    There’s no indication here that this was an LLM, but we know that LLMs routinely confabulate and make shit up with spurious authority. This is going to make for a lucrative seam in small claims courts.

    (tags: ai fail chatbots air-canada support small-claims chat)

UK COVID vaccination modelling was dependent on a single Pythonista


  • Feber

    a simple, self-hostable group calendar, by Simon Repp:
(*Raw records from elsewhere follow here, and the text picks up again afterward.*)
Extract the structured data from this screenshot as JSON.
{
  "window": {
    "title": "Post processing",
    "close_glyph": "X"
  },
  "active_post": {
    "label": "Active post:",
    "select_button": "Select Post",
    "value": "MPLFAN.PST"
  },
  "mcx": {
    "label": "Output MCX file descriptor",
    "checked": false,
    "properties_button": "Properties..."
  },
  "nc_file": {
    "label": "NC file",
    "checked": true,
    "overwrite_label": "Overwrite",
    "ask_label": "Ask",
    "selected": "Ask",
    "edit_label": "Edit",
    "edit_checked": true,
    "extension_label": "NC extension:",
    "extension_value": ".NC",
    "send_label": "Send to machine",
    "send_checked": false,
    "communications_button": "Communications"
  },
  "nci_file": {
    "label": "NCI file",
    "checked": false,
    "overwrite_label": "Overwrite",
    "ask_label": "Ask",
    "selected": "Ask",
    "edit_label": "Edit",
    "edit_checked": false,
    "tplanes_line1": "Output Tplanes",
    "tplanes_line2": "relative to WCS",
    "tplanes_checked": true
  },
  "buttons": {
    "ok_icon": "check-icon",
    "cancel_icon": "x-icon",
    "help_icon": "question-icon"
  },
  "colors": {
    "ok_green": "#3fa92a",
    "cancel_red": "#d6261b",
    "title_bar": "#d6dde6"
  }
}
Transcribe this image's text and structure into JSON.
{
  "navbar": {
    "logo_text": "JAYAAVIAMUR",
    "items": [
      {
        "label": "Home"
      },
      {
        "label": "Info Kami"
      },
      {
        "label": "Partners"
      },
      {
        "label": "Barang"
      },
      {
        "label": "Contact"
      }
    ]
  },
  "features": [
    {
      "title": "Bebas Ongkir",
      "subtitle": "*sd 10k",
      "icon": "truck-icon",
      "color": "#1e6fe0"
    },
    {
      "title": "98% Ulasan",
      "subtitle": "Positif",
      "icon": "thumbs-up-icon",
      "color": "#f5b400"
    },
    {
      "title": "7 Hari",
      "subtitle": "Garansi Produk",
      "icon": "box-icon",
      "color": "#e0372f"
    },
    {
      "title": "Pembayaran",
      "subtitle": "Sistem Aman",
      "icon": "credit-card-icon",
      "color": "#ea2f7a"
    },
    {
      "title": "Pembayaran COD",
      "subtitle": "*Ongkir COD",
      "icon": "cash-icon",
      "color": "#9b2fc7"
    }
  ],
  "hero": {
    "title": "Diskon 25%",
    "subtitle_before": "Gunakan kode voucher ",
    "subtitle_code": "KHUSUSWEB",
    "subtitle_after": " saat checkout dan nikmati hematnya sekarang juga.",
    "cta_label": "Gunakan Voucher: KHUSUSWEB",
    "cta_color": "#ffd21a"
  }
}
    Originally just a two-day hack for a friend (‘s shared rehearsal room), a few more weeks of work turned this into a universally usable, polished tool – hopefully of use to a wider public. The short pitch: A single PHP file (+assets) that is compatible with virtually every standard webhost out there, and a database-free design which means setup, backup and transfer is just copying files from one computer/server to another. The interface is responsive, adaptive (dark/light), and built with accessibility (and intent to improve) in mind. As I am by now maintainer of more FLOSS projects than I can reasonably look after in a sustainable fashion while just running on my commitment and love for the cause, this time around I’ve included a possibility to financially support the project. Emphasis on this being optional – Feber is AGPL3+, free to share with anyone, you can pay for it if and as you wish.
    It’s nice to see a neat little self-contained, easily deployed hack like this.

    (tags: oss calendars open-source php web groupware)